Furthermore, Electro Convulsive Therapy is apparently back in vogue and is even being given to Dissociative PTSD type II patients. Despite the fact that ECT is clearly contrs-indicated for patients suffering from Dissociation, because it can cause flash backs and further dissociative symptoms.
How can they rationally justify damaging a persons brain to cause memory loss – a person forgets their troubles for a bit – but often subsequently relapses anyway. This is surely a human rights violation!
The emphasis on pharmacologic treatment of distressing symptoms neglects the fact that recovery from trauma requires healing on an emotional, social, and spiritual level.
Not only does the reliance on psychiatric medication and ECT make a fortune for the pharmaceutical companies, it also lets society off the hook. If people’s minds are considered defective or “ill” then it means society doesn’t have to do anything about the situation. Moreover, abuse, especially sexual abuse, is more often than not a taboo within families and is either brushed under the carpet, or, if the victim speaks out, it is not uncommon for her to be rejected by the entire family – even by her own mother, siblings and entire extended family. The victims deserve support and compassion – not stigmatisation and psychiatric medication.

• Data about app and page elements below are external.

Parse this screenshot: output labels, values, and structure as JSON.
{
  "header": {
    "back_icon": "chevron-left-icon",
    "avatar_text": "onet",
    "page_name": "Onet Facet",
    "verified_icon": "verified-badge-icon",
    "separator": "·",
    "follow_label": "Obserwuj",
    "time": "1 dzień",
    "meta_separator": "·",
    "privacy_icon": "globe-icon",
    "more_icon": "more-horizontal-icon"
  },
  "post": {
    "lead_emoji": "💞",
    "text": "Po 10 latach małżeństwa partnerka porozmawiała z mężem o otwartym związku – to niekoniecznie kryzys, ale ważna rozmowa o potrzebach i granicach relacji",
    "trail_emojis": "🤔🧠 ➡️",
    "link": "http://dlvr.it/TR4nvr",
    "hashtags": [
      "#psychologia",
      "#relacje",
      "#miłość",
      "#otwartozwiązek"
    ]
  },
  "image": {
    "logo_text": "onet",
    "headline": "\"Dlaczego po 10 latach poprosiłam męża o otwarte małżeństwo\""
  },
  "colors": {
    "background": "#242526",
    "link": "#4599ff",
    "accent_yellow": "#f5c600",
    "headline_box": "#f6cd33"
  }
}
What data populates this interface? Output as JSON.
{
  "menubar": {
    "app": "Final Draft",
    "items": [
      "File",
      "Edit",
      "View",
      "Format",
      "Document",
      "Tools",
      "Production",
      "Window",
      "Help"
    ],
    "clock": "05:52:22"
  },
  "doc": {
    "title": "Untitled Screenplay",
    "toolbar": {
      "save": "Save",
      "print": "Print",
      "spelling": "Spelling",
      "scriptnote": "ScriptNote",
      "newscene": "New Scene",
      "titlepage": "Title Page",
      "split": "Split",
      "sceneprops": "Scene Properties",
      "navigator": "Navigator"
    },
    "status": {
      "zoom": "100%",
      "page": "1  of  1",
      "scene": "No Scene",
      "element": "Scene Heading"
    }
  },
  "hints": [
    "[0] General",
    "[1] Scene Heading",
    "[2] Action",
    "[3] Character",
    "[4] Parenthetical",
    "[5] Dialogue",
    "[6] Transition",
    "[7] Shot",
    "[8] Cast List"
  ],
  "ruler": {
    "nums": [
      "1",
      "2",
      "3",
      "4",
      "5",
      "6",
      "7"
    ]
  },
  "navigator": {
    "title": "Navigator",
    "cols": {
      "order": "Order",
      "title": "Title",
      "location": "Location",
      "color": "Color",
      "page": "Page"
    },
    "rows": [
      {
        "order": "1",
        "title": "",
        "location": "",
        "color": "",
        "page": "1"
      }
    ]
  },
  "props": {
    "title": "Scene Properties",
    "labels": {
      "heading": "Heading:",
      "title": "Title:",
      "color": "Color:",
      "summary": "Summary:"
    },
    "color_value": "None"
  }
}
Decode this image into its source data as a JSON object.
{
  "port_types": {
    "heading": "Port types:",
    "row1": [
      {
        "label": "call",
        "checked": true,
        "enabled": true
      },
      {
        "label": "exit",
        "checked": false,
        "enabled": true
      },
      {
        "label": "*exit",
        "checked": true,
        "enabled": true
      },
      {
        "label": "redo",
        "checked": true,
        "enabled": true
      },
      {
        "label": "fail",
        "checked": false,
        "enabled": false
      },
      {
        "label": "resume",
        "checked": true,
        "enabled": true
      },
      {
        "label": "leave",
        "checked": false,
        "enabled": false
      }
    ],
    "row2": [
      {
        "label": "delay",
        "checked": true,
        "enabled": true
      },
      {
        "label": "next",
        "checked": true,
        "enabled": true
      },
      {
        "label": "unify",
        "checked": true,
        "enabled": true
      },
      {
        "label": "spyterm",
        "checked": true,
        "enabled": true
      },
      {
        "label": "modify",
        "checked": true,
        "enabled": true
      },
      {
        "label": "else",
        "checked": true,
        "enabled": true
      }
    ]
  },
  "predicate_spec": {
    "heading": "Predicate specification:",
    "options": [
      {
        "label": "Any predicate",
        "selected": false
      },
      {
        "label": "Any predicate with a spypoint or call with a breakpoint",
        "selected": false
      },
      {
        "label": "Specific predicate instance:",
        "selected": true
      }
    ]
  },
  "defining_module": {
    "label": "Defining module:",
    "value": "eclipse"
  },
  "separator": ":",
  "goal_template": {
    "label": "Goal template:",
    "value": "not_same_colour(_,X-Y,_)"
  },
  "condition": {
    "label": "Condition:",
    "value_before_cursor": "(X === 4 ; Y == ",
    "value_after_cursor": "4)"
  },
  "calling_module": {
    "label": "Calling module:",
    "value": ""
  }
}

But support, compassion, and love are erroneously considered to hamper our industrialised capitalist western lifestyle: that they interfere with business and money. Yet, with so much of our workforce currently on anti-depressants surely even the most hard nosed of capitalists can see that this attitude is no longer good for business!
But compassion and nurturing are essential to human survival. In this sense it is us in the West who are primitive, and the tribal people (patronised and exploited by colonisers) who are our superiors.
The human race has managed for centuries without pills or psychiatric intervention… I think tribal societies could teach us in the West much about how to cope with trauma…how to cope as human beings … not just money making cogs or conveniently dehumanised objects of psychiatry that shields society from its need to look at itself.
The issues surrounding mental health and recovery from childhood trauma can be complex. But ultimately the true answer to trauma is love and compassion. It’s that simple.
 Mention Antonio Gramsci????